#63 Status Report
June 8, 2012
One of the most common trackside details one can find in railroading are the crossing gates at grade crossings, where roads cross active tracks. The EnterTRAINment Junction (EJ) layout has needed these details for quite some time, but implementing them into the layout in the appropriate way, properly configured and animated, required special attention, modeling talent, engineering skill, and a bit of time. Those four elements have come together recently to produce outstanding results. Functioning gates were installed for the first time on the layout at the crossing from the Modern City’s central boulevard into the parking lot of the main underground subway station (Figures 1 & 2).
|Figure 1. Crossing Gates Up|
|Figure 2. Crossing Gates Down|
The physical appearance of the gates, crossbucks, and flashers was beautifully reproduced (Figure 3),
|Figure 3. Detail of Gates. Crossbucks, and Flashers|
The mechanics of actuating the gates was a bit more of a challenge than the above-ground appearance. That challenge was superbly met by the relatively simple and elegant mechanical design shown in Figure 4. A gear-motor drives a jackscrew which moves a threaded box beam up and down. The beam is kept from rotating by sliding against a plastic rub strip. A threaded control rod, fastened with nuts at the proper location, provides an adjustable connection to the gate above. Two limit switches, each on adjustable mounting plates, set the limits of the motion of the beam, one for up, the other for down. Fortunately there was adequate space under the layout for mounting and access to the mechanism at the needed location.
|Figure 4. Crossing Gate Actuator|
The real challenge came from accurately modeling the timing of the animation, making the lights flash and raising and lowering the gates, all consistent with the passage of the trains through the crossing. At this initial installation location, the challenge was three times as hard, because three tracks controlled the gates’ operation, each one triggering a closing and opening for each passing train, but with the potential that the opening control function could be superseded by the passing of a train on one or both of the other two tracks at nearly the same time.

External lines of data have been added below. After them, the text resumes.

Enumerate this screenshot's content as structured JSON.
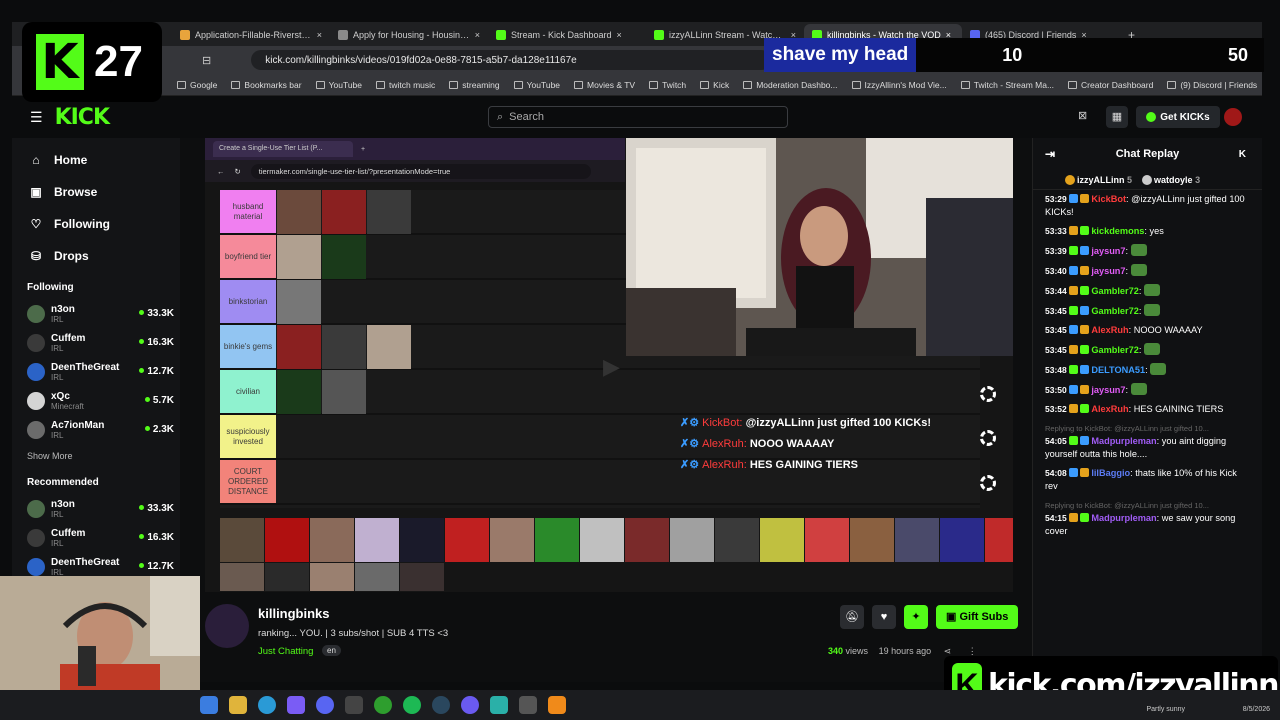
{
  "browser": {
    "tabs": [
      {
        "title": "Application-Fillable-Riverstone-Co",
        "icon": "folder-icon",
        "color": "#e8a43c"
      },
      {
        "title": "Apply for Housing - Housing Auth",
        "icon": "globe-icon",
        "color": "#8a8a8a"
      },
      {
        "title": "Stream - Kick Dashboard",
        "icon": "kick-icon",
        "color": "#53fc18"
      },
      {
        "title": "izzyALLinn Stream - Watch Live",
        "icon": "kick-icon",
        "color": "#53fc18"
      },
      {
        "title": "killingbinks - Watch the VOD",
        "icon": "kick-icon",
        "color": "#53fc18"
      },
      {
        "title": "(465) Discord | Friends",
        "icon": "discord-icon",
        "color": "#5865f2"
      }
    ],
    "url": "kick.com/killingbinks/videos/019fd02a-0e88-7815-a5b7-da128e11167e",
    "bookmarks": [
      "Google",
      "Bookmarks bar",
      "YouTube",
      "twitch music",
      "streaming",
      "YouTube",
      "Movies & TV",
      "Twitch",
      "Kick",
      "Moderation Dashbo...",
      "IzzyAllinn's Mod Vie...",
      "Twitch - Stream Ma...",
      "Creator Dashboard",
      "(9) Discord | Friends"
    ]
  },
  "overlay": {
    "badge_letter": "K",
    "badge_count": "27",
    "goal_label": "shave my head",
    "goal_current": "10",
    "goal_target": "50",
    "kick_url": "kick.com/izzyallinn"
  },
  "kick": {
    "logo": "KICK",
    "search_placeholder": "Search",
    "get_kicks": "Get KICKs",
    "nav": [
      {
        "label": "Home",
        "icon": "home-icon",
        "glyph": "⌂"
      },
      {
        "label": "Browse",
        "icon": "browse-icon",
        "glyph": "▣"
      },
      {
        "label": "Following",
        "icon": "heart-icon",
        "glyph": "♡"
      },
      {
        "label": "Drops",
        "icon": "drops-icon",
        "glyph": "⛁"
      }
    ],
    "following_title": "Following",
    "following": [
      {
        "name": "n3on",
        "cat": "IRL",
        "viewers": "33.3K"
      },
      {
        "name": "Cuffem",
        "cat": "IRL",
        "viewers": "16.3K"
      },
      {
        "name": "DeenTheGreat",
        "cat": "IRL",
        "viewers": "12.7K"
      },
      {
        "name": "xQc",
        "cat": "Minecraft",
        "viewers": "5.7K"
      },
      {
        "name": "Ac7ionMan",
        "cat": "IRL",
        "viewers": "2.3K"
      }
    ],
    "show_more": "Show More",
    "recommended_title": "Recommended",
    "recommended": [
      {
        "name": "n3on",
        "cat": "IRL",
        "viewers": "33.3K"
      },
      {
        "name": "Cuffem",
        "cat": "IRL",
        "viewers": "16.3K"
      },
      {
        "name": "DeenTheGreat",
        "cat": "IRL",
        "viewers": "12.7K"
      }
    ]
  },
  "stream": {
    "tiermaker_tab": "Create a Single-Use Tier List (P...",
    "tiermaker_url": "tiermaker.com/single-use-tier-list/?presentationMode=true",
    "tiers": [
      {
        "label": "husband material",
        "color": "#f07ff0"
      },
      {
        "label": "boyfriend tier",
        "color": "#f58a9a"
      },
      {
        "label": "binkstorian",
        "color": "#9f8cf2"
      },
      {
        "label": "binkie's gems",
        "color": "#92c5f2"
      },
      {
        "label": "civilian",
        "color": "#8ff2cf"
      },
      {
        "label": "suspiciously invested",
        "color": "#f2f28a"
      },
      {
        "label": "COURT ORDERED DISTANCE",
        "color": "#f2837a"
      }
    ],
    "overlay_chat": [
      {
        "user": "KickBot:",
        "text": "@izzyALLinn just gifted 100 KICKs!"
      },
      {
        "user": "AlexRuh:",
        "text": "NOOO WAAAAY"
      },
      {
        "user": "AlexRuh:",
        "text": "HES GAINING TIERS"
      }
    ],
    "channel": "killingbinks",
    "title": "ranking... YOU. | 3 subs/shot | SUB 4 TTS <3",
    "category": "Just Chatting",
    "language": "en",
    "views": "340",
    "views_label": "views",
    "age": "19 hours ago",
    "gift_subs": "Gift Subs"
  },
  "chat": {
    "title": "Chat Replay",
    "gifters": [
      {
        "name": "izzyALLinn",
        "count": "5"
      },
      {
        "name": "watdoyle",
        "count": "3"
      }
    ],
    "messages": [
      {
        "ts": "53:29",
        "user": "KickBot",
        "color": "#ff3c3c",
        "text": "@izzyALLinn just gifted 100 KICKs!",
        "reply": ""
      },
      {
        "ts": "53:33",
        "user": "kickdemons",
        "color": "#53fc18",
        "text": "yes",
        "reply": ""
      },
      {
        "ts": "53:39",
        "user": "jaysun7",
        "color": "#e05cf5",
        "text": "",
        "reply": ""
      },
      {
        "ts": "53:40",
        "user": "jaysun7",
        "color": "#e05cf5",
        "text": "",
        "reply": ""
      },
      {
        "ts": "53:44",
        "user": "Gambler72",
        "color": "#53fc18",
        "text": "",
        "reply": ""
      },
      {
        "ts": "53:45",
        "user": "Gambler72",
        "color": "#53fc18",
        "text": "",
        "reply": ""
      },
      {
        "ts": "53:45",
        "user": "AlexRuh",
        "color": "#ff3c3c",
        "text": "NOOO WAAAAY",
        "reply": ""
      },
      {
        "ts": "53:45",
        "user": "Gambler72",
        "color": "#53fc18",
        "text": "",
        "reply": ""
      },
      {
        "ts": "53:48",
        "user": "DELTONA51",
        "color": "#3b9cff",
        "text": "",
        "reply": ""
      },
      {
        "ts": "53:50",
        "user": "jaysun7",
        "color": "#e05cf5",
        "text": "",
        "reply": ""
      },
      {
        "ts": "53:52",
        "user": "AlexRuh",
        "color": "#ff3c3c",
        "text": "HES GAINING TIERS",
        "reply": ""
      },
      {
        "ts": "54:05",
        "user": "Madpurpleman",
        "color": "#a05cf5",
        "text": "you aint digging yourself outta this hole....",
        "reply": "Replying to KickBot: @izzyALLinn just gifted 10..."
      },
      {
        "ts": "54:08",
        "user": "lilBaggio",
        "color": "#5c7cf5",
        "text": "thats like 10% of his Kick rev",
        "reply": ""
      },
      {
        "ts": "54:15",
        "user": "Madpurpleman",
        "color": "#a05cf5",
        "text": "we saw your song cover",
        "reply": "Replying to KickBot: @izzyALLinn just gifted 10..."
      }
    ]
  },
  "taskbar": {
    "weather": "Partly sunny",
    "date": "8/5/2026"
  }
}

To get this to work correctly required a computer, a set of sensors, and some reliable triggers to activate the sensors. The triggers are magnets, one on the first locomotive of a train and the second on the last car of the train. The magnets are a normal part of EJ’s train control system, so the gate system sensors needed to be able to react to the ones already installed. There are two sensors in the track, the closing sensor far enough away to allow the gate to close before the locomotive, at its normal speed, arrives at the crossing, and the opening sensor just beyond the crossing (shown in Figure 5) to open the gates immediately after the train has passed. It requires both proper logic and timing to have the system react only to the locomotive on the way toward the crossing and only to the last car after passing the crossing. And in case a sensor is not correctly detected, the system must be able to reset not later than the passing of next train. With a fair amount of programming work and some off- and on-layout testing, the system is now up and operating, and magnificently so.
|Figure 5. Train Sensor|

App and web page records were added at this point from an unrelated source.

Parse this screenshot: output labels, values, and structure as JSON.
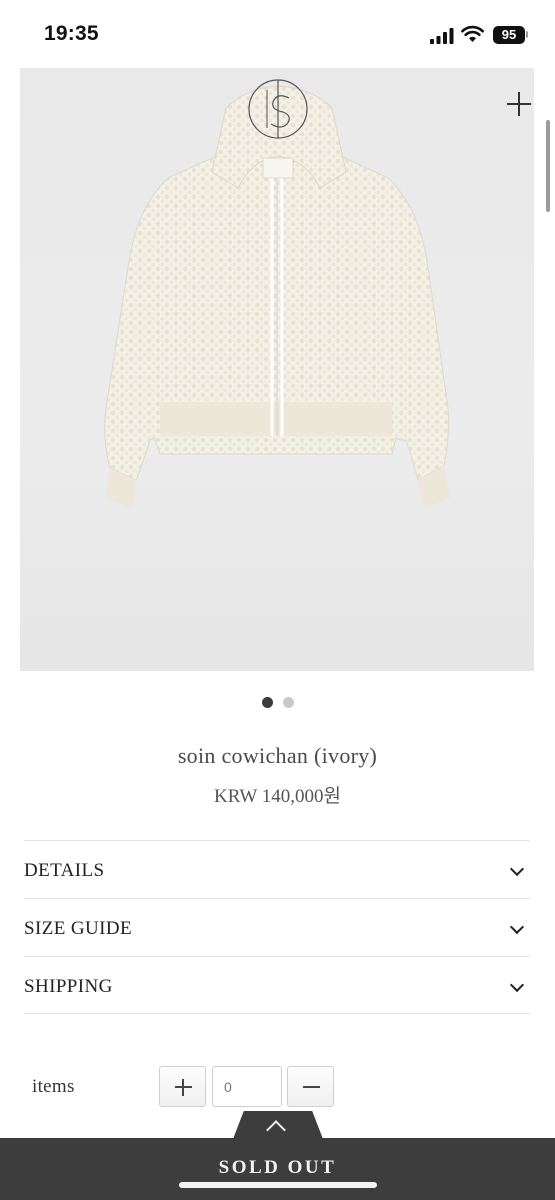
{
  "status_bar": {
    "time": "19:35",
    "battery": "95"
  },
  "product": {
    "name": "soin cowichan (ivory)",
    "price": "KRW 140,000원",
    "image_icon": "cardigan-photo",
    "carousel": {
      "total": 2,
      "active_index": 0
    }
  },
  "accordion": [
    {
      "label": "DETAILS",
      "icon": "chevron-down-icon"
    },
    {
      "label": "SIZE GUIDE",
      "icon": "chevron-down-icon"
    },
    {
      "label": "SHIPPING",
      "icon": "chevron-down-icon"
    }
  ],
  "quantity": {
    "label": "items",
    "value": "0"
  },
  "bottom_bar": {
    "button_label": "SOLD OUT"
  },
  "colors": {
    "bar": "#3d3d3d",
    "image_bg": "#e9e9e9",
    "dot_active": "#3b3b3b",
    "dot_inactive": "#c9c9c9"
  }
}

The critical component of the crossing gate system to make it all work correctly is the controller, shown in Figure 6. It contains the computer on the green circuit board, a sound chip to provide the warning bell sound, an electronic flasher to drive the flashing lights, wiring connectors (for all of the sensors, gate actuator power, lights, and speakers), and a set of relays to transfer the correct polarity of power to the two gate actuators.
|Figure 6. The Crossing Gate Controller|
The combination of the physical modeling of the gates and signal posts, the mechanics of the gate actuation, and the complexity of the control implementation make this another example of the excellent modeling and superb engineering that is the hallmark of EJ volunteers’ work. What you see on the layout is just the tip of the proverbial iceberg. Hopefully this limited view of more of that “iceberg” will help you to better appreciate the magic both seen and unseen that makes this layout so special.
© 2012 Tom Bartsch
MVGRS Big Train Project Coordinator